Starting from the first line below, copy the whole listing exactly.

-- MATERIAL SHOWN follows --

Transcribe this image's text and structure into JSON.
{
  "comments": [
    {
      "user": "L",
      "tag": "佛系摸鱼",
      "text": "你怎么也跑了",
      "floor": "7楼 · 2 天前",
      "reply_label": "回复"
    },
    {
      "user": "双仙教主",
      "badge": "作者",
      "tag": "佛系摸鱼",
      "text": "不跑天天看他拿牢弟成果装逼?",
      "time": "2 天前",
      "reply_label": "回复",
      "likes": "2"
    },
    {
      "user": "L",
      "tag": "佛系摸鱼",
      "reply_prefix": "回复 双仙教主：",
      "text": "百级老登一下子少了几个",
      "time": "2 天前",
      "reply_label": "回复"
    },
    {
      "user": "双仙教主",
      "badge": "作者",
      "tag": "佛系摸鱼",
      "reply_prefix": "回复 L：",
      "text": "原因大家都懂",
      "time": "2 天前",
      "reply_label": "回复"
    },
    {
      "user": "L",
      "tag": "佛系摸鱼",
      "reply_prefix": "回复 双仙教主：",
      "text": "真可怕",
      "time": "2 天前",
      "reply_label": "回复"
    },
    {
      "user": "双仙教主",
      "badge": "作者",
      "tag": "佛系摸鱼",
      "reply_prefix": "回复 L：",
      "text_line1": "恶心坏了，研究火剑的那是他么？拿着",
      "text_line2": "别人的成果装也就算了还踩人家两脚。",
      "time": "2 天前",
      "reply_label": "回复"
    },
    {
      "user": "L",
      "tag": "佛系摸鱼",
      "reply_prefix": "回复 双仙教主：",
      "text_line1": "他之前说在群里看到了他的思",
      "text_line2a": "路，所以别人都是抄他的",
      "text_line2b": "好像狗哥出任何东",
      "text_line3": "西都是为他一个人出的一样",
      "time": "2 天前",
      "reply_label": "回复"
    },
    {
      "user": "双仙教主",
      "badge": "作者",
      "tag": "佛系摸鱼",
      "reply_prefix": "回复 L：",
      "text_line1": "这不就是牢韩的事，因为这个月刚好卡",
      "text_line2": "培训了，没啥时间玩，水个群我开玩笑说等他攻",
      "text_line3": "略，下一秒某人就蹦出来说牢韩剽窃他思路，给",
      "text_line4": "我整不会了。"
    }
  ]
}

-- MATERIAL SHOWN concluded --

◆ SOLVED PROBLEM ◆
Transcribe this image's text and structure into JSON.
{
  "comments": [
    {
      "user": "L",
      "tag": "佛系摸鱼",
      "text": "你怎么也跑了",
      "floor": "7楼 · 2 天前",
      "reply_label": "回复"
    },
    {
      "user": "双仙教主",
      "badge": "作者",
      "tag": "佛系摸鱼",
      "text": "不跑天天看他拿牢弟成果装逼?",
      "time": "2 天前",
      "reply_label": "回复",
      "likes": "2"
    },
    {
      "user": "L",
      "tag": "佛系摸鱼",
      "reply_prefix": "回复 双仙教主：",
      "text": "百级老登一下子少了几个",
      "time": "2 天前",
      "reply_label": "回复"
    },
    {
      "user": "双仙教主",
      "badge": "作者",
      "tag": "佛系摸鱼",
      "reply_prefix": "回复 L：",
      "text": "原因大家都懂",
      "time": "2 天前",
      "reply_label": "回复"
    },
    {
      "user": "L",
      "tag": "佛系摸鱼",
      "reply_prefix": "回复 双仙教主：",
      "text": "真可怕",
      "time": "2 天前",
      "reply_label": "回复"
    },
    {
      "user": "双仙教主",
      "badge": "作者",
      "tag": "佛系摸鱼",
      "reply_prefix": "回复 L：",
      "text_line1": "恶心坏了，研究火剑的那是他么？拿着",
      "text_line2": "别人的成果装也就算了还踩人家两脚。",
      "time": "2 天前",
      "reply_label": "回复"
    },
    {
      "user": "L",
      "tag": "佛系摸鱼",
      "reply_prefix": "回复 双仙教主：",
      "text_line1": "他之前说在群里看到了他的思",
      "text_line2a": "路，所以别人都是抄他的",
      "text_line2b": "好像狗哥出任何东",
      "text_line3": "西都是为他一个人出的一样",
      "time": "2 天前",
      "reply_label": "回复"
    },
    {
      "user": "双仙教主",
      "badge": "作者",
      "tag": "佛系摸鱼",
      "reply_prefix": "回复 L：",
      "text_line1": "这不就是牢韩的事，因为这个月刚好卡",
      "text_line2": "培训了，没啥时间玩，水个群我开玩笑说等他攻",
      "text_line3": "略，下一秒某人就蹦出来说牢韩剽窃他思路，给",
      "text_line4": "我整不会了。"
    }
  ]
}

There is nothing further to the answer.